_Dataset excerpts_
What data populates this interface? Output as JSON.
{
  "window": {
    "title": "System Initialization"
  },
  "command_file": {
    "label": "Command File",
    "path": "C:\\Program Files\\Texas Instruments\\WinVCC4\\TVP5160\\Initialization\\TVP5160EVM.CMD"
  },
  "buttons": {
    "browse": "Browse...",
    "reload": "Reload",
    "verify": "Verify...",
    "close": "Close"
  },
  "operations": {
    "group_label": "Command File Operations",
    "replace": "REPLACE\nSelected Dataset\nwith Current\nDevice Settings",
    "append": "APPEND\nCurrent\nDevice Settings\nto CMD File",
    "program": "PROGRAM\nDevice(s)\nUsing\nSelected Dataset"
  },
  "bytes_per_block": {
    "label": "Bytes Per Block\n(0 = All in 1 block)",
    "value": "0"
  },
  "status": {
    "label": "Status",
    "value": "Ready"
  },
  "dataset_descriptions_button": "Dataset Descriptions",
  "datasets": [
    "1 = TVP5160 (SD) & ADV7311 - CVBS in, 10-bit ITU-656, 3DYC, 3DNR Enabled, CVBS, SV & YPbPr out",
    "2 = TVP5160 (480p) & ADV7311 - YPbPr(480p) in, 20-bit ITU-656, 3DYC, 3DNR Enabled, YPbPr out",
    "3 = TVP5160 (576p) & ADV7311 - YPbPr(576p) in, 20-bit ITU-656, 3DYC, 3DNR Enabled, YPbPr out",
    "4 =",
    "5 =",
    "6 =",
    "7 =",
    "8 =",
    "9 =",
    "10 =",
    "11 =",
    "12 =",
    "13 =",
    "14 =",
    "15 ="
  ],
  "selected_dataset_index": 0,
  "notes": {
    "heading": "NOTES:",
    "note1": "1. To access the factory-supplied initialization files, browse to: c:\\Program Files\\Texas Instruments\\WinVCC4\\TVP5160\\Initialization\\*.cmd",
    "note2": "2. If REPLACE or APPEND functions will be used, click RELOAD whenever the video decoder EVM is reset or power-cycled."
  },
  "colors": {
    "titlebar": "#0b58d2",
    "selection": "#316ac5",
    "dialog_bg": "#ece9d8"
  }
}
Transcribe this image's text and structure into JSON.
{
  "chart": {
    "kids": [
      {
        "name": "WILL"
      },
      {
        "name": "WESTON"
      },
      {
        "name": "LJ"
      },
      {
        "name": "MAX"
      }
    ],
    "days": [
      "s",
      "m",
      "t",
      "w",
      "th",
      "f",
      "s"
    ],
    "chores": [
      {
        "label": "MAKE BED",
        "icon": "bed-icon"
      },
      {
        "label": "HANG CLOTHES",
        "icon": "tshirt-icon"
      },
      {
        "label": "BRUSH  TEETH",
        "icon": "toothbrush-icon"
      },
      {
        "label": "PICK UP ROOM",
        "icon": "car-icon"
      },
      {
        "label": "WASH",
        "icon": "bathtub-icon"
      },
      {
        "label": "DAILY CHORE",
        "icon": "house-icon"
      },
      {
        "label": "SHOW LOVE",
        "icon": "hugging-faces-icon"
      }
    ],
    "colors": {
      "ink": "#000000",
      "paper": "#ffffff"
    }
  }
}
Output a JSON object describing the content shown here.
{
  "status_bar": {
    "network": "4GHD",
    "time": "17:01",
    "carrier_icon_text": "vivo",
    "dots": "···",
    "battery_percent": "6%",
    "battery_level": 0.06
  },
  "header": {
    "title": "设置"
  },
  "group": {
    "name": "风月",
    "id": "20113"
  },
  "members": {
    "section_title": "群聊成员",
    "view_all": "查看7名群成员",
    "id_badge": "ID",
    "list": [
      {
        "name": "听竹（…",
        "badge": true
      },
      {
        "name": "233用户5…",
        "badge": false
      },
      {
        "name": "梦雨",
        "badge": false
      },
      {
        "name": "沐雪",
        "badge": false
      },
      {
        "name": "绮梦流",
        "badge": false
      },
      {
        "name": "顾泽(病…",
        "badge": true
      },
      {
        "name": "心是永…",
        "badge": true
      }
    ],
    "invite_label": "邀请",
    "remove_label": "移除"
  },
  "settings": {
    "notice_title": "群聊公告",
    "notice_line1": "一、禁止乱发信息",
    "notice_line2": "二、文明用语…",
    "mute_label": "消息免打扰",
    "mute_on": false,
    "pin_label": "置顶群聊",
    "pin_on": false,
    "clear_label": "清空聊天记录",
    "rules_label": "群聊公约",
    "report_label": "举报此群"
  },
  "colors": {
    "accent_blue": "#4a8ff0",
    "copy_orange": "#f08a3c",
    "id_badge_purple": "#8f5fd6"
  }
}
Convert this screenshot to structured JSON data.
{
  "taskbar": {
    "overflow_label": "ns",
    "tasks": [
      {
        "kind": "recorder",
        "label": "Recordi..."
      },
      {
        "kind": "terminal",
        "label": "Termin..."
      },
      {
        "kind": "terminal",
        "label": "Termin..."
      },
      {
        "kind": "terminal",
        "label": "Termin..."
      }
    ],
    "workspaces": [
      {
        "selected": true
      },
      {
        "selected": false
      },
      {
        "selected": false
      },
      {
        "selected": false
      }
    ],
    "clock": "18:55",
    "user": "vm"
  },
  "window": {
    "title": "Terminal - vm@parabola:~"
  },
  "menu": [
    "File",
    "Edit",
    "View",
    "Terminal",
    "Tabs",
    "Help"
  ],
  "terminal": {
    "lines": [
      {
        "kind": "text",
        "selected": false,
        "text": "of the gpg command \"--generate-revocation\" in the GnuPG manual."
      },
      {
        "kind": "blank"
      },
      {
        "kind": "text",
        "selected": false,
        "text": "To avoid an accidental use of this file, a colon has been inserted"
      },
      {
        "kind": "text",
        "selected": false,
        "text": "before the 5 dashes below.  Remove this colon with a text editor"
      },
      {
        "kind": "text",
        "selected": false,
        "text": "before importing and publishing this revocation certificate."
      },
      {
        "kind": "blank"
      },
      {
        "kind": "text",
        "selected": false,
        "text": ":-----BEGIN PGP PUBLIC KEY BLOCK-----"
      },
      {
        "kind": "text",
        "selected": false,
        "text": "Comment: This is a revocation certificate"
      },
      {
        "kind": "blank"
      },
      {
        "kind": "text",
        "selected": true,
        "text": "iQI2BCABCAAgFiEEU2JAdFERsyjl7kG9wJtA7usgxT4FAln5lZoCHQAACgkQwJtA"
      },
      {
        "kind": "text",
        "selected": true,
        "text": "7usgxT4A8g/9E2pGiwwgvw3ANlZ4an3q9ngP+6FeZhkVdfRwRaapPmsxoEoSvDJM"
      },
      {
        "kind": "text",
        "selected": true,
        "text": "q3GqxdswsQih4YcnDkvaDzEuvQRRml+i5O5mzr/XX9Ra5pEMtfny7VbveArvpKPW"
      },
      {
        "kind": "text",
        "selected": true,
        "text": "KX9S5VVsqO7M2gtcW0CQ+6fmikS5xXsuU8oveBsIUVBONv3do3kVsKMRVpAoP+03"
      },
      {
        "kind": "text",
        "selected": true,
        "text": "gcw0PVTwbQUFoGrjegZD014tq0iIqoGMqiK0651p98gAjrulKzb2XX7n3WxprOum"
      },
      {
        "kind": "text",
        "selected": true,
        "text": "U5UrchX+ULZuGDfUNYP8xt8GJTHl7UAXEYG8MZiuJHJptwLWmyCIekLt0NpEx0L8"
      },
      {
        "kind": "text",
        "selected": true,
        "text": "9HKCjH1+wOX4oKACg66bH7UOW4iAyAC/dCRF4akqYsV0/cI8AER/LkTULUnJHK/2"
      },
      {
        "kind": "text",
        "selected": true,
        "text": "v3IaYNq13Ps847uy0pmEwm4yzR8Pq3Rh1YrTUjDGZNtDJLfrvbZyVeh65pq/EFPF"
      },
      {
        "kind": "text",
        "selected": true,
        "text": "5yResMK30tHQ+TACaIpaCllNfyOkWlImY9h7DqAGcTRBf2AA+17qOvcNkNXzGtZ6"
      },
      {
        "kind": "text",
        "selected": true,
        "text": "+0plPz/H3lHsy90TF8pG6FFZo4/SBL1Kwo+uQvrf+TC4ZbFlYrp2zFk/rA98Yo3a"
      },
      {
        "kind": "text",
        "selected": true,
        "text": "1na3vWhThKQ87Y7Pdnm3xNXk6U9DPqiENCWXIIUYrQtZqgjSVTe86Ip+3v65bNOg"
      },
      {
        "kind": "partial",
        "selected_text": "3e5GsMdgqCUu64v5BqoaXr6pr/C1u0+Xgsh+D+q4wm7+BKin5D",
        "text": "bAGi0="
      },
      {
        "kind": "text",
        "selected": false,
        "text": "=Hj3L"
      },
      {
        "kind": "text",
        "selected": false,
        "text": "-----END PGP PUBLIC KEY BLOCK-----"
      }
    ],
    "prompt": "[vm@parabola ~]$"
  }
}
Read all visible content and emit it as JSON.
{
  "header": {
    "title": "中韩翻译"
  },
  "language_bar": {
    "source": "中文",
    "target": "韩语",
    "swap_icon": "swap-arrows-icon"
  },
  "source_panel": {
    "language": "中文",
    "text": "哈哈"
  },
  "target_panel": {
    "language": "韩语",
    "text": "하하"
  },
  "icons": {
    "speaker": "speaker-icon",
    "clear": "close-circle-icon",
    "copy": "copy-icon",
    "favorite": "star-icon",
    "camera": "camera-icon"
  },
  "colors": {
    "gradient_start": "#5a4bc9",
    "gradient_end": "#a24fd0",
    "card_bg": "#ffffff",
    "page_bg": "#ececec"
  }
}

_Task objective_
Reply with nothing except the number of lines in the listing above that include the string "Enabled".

_Response box_
3